Architecture and painting hold themselves together because “the artist works not by imposition but by analogy, making an a priori interpretation of the context on which to intervene from the viewpoint of structure, design and scale, as well as landscape. Once the interpretation of all these elements, including color, has been produced, the design is redefined in terms of context, without overlooking the purpose of the building, seen as an open work of which the viewer is an integral part.”

Rather than a mere accessory, constructed color plays a substantial role in the definition of the aesthetic economy of the project. Sesma cites Giulio Carlo Argan, according to whom “it is not possible to visually represent space without the perception of the chromatic reality. This concept of Argan is very important, because it defines the central role of color applied to architecture in a landscape sense, a conception that is in conflict with that of the architect who does not know how to operate through color and considers it simply as a decorative feature. Actually, color is the only way to grant a ‘natural’ dimension to an urban context, since concrete covers nature, while color restores it.”

There is not a building, first, which is then decorated, but a building itself whose inner perspectives, the graphic triangulation of its planes, crossing from inside to outside, take on the consistency of a true ‘landscape painting’ that breaks down the building according to architectural logic and reassembles it according to graphic-chromatic logic. In this way, color design takes on an authentic therapeutic value with respect to society, a responsibility which architecture, given its scale and the area of application of its intervention, can and must assume: “I believe the contemporary artist, more than ever before, has to get involved today, on the territory of his direct intervention and in terms of experimentation with the world. For me this is a priority. The urban decay of big cities is a theme that must be taken into account and analyzed, thinking of a hypothetical urban intervention oriented towards renewal, to give back to society a possible future far from aesthetic and functional deterioration.”

So if art is an “umbilical cord that allows us to understand the cultural process of man as society and as thought,” then chromatic architecture appears “as a sort of public art in which it is the whole society that activates the work and takes possession of it.” A work that will be open, multicolored, multi-angular, “multi-disciplinary in its constitution and perception,” precisely like the social body to which it is addressed.

Text by Stefano Caggiano

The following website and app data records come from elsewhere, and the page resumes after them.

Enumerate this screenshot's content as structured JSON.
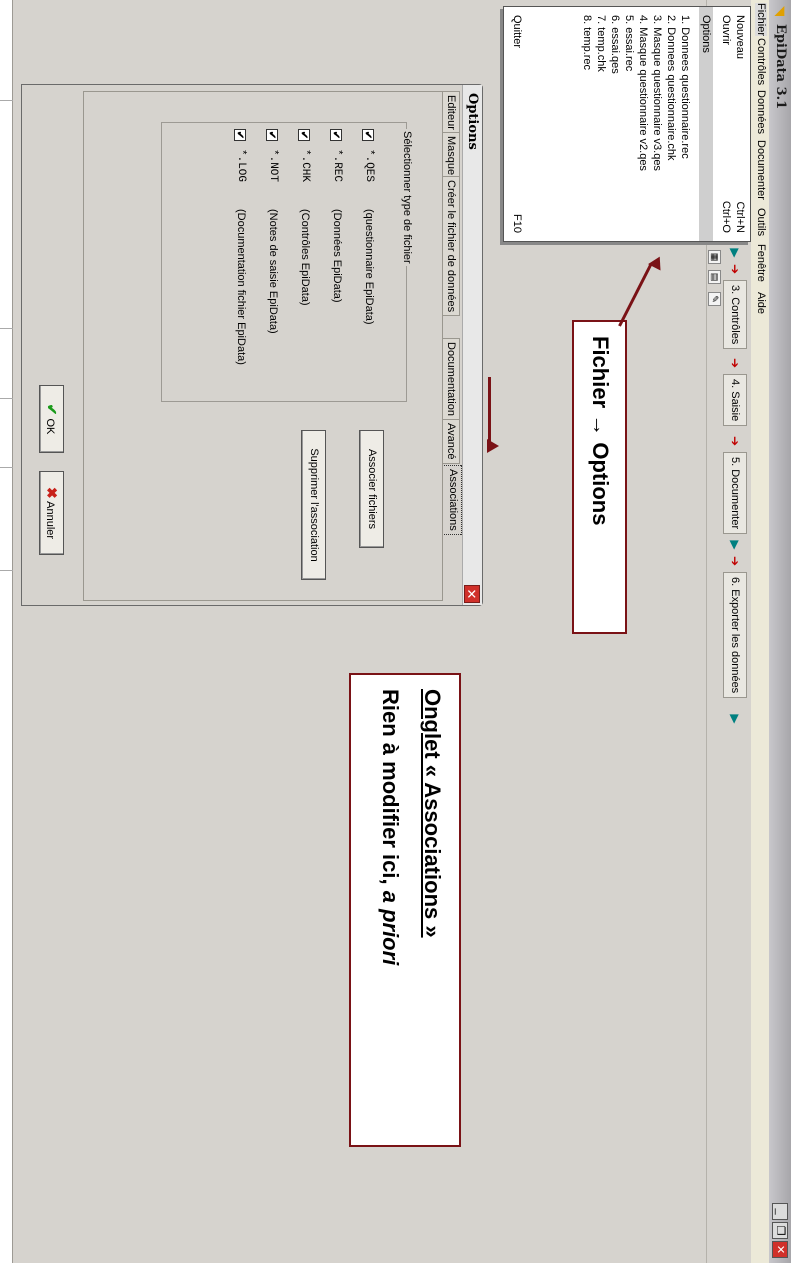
{
  "window": {
    "title": "EpiData 3.1",
    "minimize_label": "_",
    "restore_label": "❐",
    "close_label": "✕"
  },
  "menubar": {
    "items": [
      "Fichier",
      "Contrôles",
      "Données",
      "Documenter",
      "Outils",
      "Fenêtre",
      "Aide"
    ]
  },
  "toolbar": {
    "steps": [
      {
        "label": "3. Contrôles"
      },
      {
        "label": "4. Saisie"
      },
      {
        "label": "5. Documenter"
      },
      {
        "label": "6. Exporter les données"
      }
    ]
  },
  "file_menu": {
    "items": [
      {
        "label": "Nouveau",
        "shortcut": "Ctrl+N"
      },
      {
        "label": "Ouvrir",
        "shortcut": "Ctrl+O"
      },
      {
        "label": "Options",
        "shortcut": ""
      },
      {
        "label": "1. Donnees questionnaire.rec",
        "shortcut": ""
      },
      {
        "label": "2. Donnees questionnaire.chk",
        "shortcut": ""
      },
      {
        "label": "3. Masque questionnaire v3.qes",
        "shortcut": ""
      },
      {
        "label": "4. Masque questionnaire v2.qes",
        "shortcut": ""
      },
      {
        "label": "5. essai.rec",
        "shortcut": ""
      },
      {
        "label": "6. essai.qes",
        "shortcut": ""
      },
      {
        "label": "7. temp.chk",
        "shortcut": ""
      },
      {
        "label": "8. temp.rec",
        "shortcut": ""
      },
      {
        "label": "Quitter",
        "shortcut": "F10"
      }
    ]
  },
  "options_dialog": {
    "title": "Options",
    "close_label": "✕",
    "tabs": [
      "Editeur",
      "Masque",
      "Créer le fichier de données",
      "Documentation",
      "Avancé",
      "Associations"
    ],
    "active_tab": "Associations",
    "group_label": "Sélectionner type de fichier",
    "file_types": [
      {
        "ext": "*.QES",
        "desc": "(questionnaire EpiData)",
        "checked": true
      },
      {
        "ext": "*.REC",
        "desc": "(Données EpiData)",
        "checked": true
      },
      {
        "ext": "*.CHK",
        "desc": "(Contrôles EpiData)",
        "checked": true
      },
      {
        "ext": "*.NOT",
        "desc": "(Notes de saisie EpiData)",
        "checked": true
      },
      {
        "ext": "*.LOG",
        "desc": "(Documentation fichier EpiData)",
        "checked": true
      }
    ],
    "associate_button": "Associer fichiers",
    "remove_button": "Supprimer l'association",
    "ok_button": "OK",
    "cancel_button": "Annuler"
  },
  "annotations": {
    "menu_path": "Fichier → Options",
    "heading": "Onglet « Associations »",
    "note_plain": "Rien à modifier ici, ",
    "note_italic": "a priori"
  },
  "colors": {
    "annotation_border": "#7a1216",
    "dialog_bg": "#d6d3ce",
    "check_ok": "#1a9a1a",
    "cancel_x": "#c8211a"
  }
}
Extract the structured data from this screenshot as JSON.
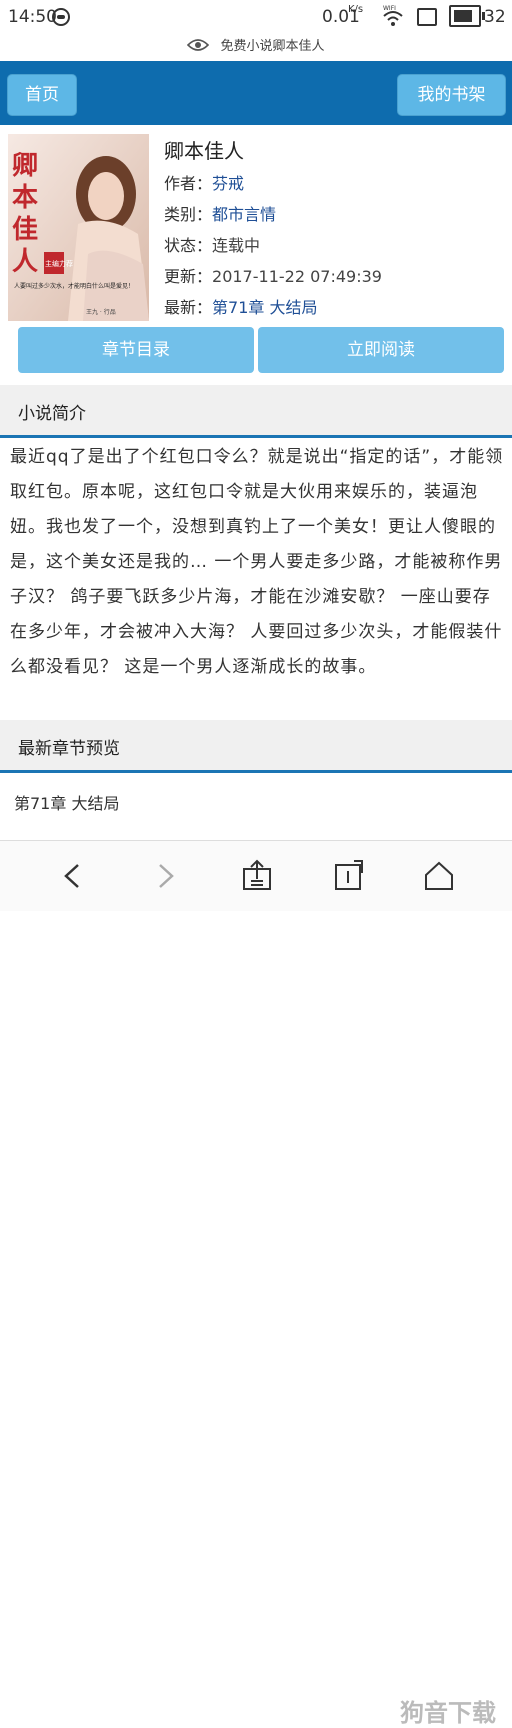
{
  "status": {
    "time": "14:50",
    "speed": "0.01",
    "speed_unit": "K/s",
    "wifi_label": "WIFI",
    "battery_level": "32"
  },
  "url_bar": {
    "text": "免费小说卿本佳人"
  },
  "header": {
    "home_label": "首页",
    "shelf_label": "我的书架"
  },
  "book": {
    "cover_title": "卿本佳人",
    "cover_small": "主编力荐",
    "cover_tagline": "人要叫过多少次水，才能明白什么叫是爱见！",
    "cover_footer": "王九 · 行品",
    "title": "卿本佳人",
    "author_label": "作者：",
    "author": "芬戒",
    "category_label": "类别：",
    "category": "都市言情",
    "state_label": "状态：",
    "state": "连载中",
    "updated_label": "更新：",
    "updated": "2017-11-22 07:49:39",
    "latest_label": "最新：",
    "latest": "第71章 大结局"
  },
  "actions": {
    "toc_label": "章节目录",
    "read_label": "立即阅读"
  },
  "intro": {
    "heading": "小说简介",
    "text": "最近qq了是出了个红包口令么？就是说出“指定的话”，才能领取红包。原本呢，这红包口令就是大伙用来娱乐的，装逼泡妞。我也发了一个，没想到真钓上了一个美女！更让人傻眼的是，这个美女还是我的… 一个男人要走多少路，才能被称作男子汉？ 鸽子要飞跃多少片海，才能在沙滩安歇？ 一座山要存在多少年，才会被冲入大海？ 人要回过多少次头，才能假装什么都没看见？ 这是一个男人逐渐成长的故事。"
  },
  "latest_section": {
    "heading": "最新章节预览",
    "item": "第71章 大结局"
  },
  "watermark": "狗音下载",
  "bottom_nav": {
    "icons": [
      "back-icon",
      "forward-icon",
      "share-icon",
      "bookmark-icon",
      "home-icon"
    ]
  }
}
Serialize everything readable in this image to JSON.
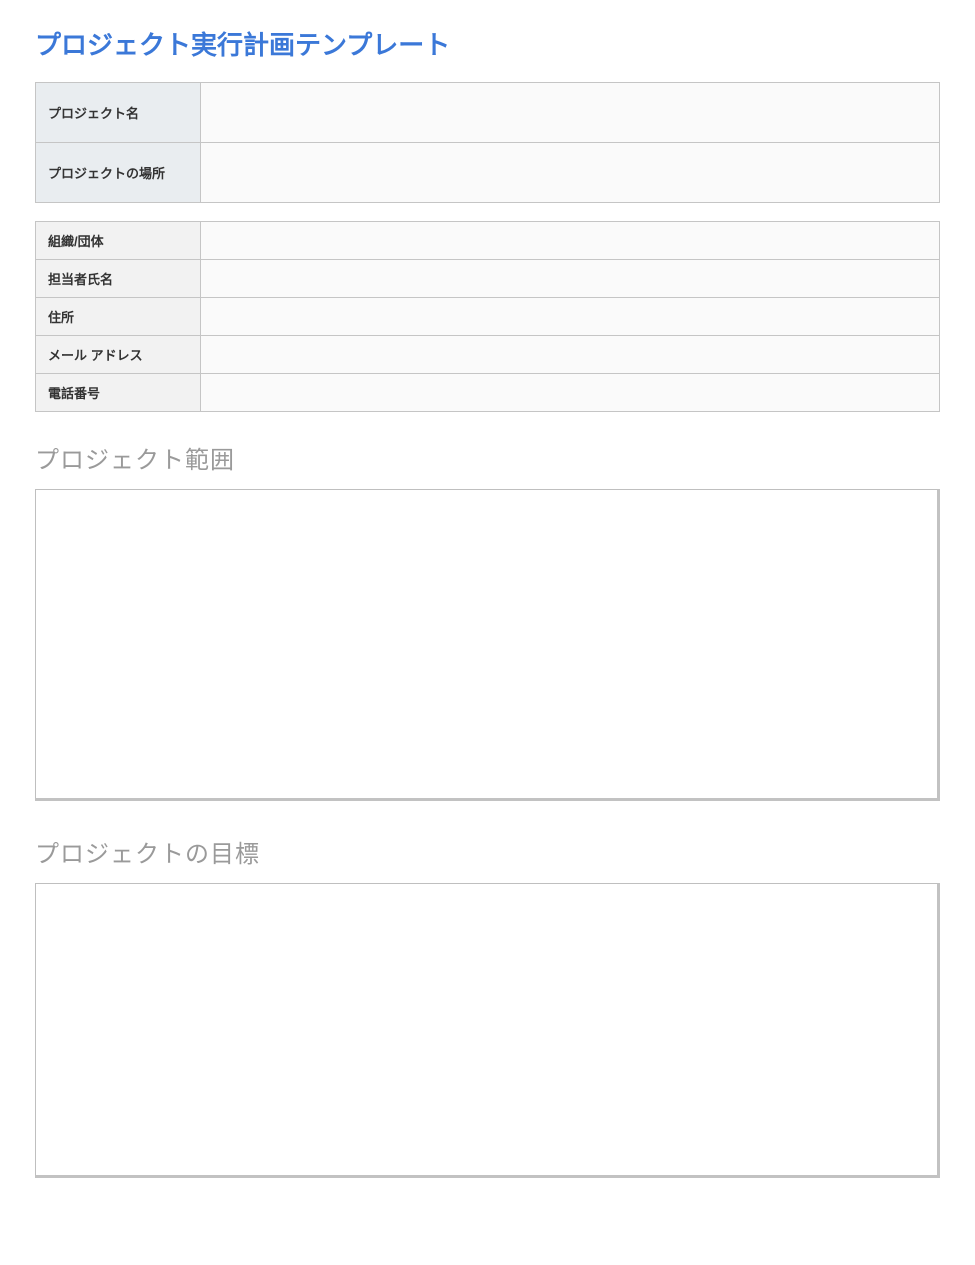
{
  "title": "プロジェクト実行計画テンプレート",
  "primary_table": {
    "rows": [
      {
        "label": "プロジェクト名",
        "value": ""
      },
      {
        "label": "プロジェクトの場所",
        "value": ""
      }
    ]
  },
  "secondary_table": {
    "rows": [
      {
        "label": "組織/団体",
        "value": ""
      },
      {
        "label": "担当者氏名",
        "value": ""
      },
      {
        "label": "住所",
        "value": ""
      },
      {
        "label": "メール アドレス",
        "value": ""
      },
      {
        "label": "電話番号",
        "value": ""
      }
    ]
  },
  "sections": {
    "scope": {
      "heading": "プロジェクト範囲",
      "content": ""
    },
    "goals": {
      "heading": "プロジェクトの目標",
      "content": ""
    }
  }
}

gallery gallery
Raymundo Sesma, Campo Expandido XLII, interiors of the Museum of Contemporary Art of Monterrey, Mexico. Walls of painted wood. Coordination: Gonzalo Ortega, Elisa Téllez, Leslie Alférez, Rebeca Hernández.
gallery gallery
Raymundo Sesma, Campo Expandido XLII, interiors of the Fortuni building, Prado Norte 135, Col. Lomas de Chapultepec, Del. Miguel Hidalgo, Mexico City. Interior view, paint on walls. Furnishings: Silvino Lópeztovar. Coordination: Mónica Urbán. Credits: Ana Gaby Peralta.
gallery gallery
Raymundo Sesma, Noción Transversal Fortuni 02014, Fortuni building, Prado Norte 135, Col. Lomas de Chapultepec, Del. Miguel Hidalgo, Mexico City. Cut vinyl on crystal. Coordination: Bonifacio Jimenez. Credits: Ana Gaby Peralta.
gallery gallery
Raymundo Sesma, Campo Expandido XLII, interiors of the Fortuni building, Prado Norte 135, Col. Lomas de Chapultepec, Del. Miguel Hidalgo, Mexico City. Exterior view, paint on walls. Coordination: Mónica Urbán. Credits: Ana Gaby Peralta.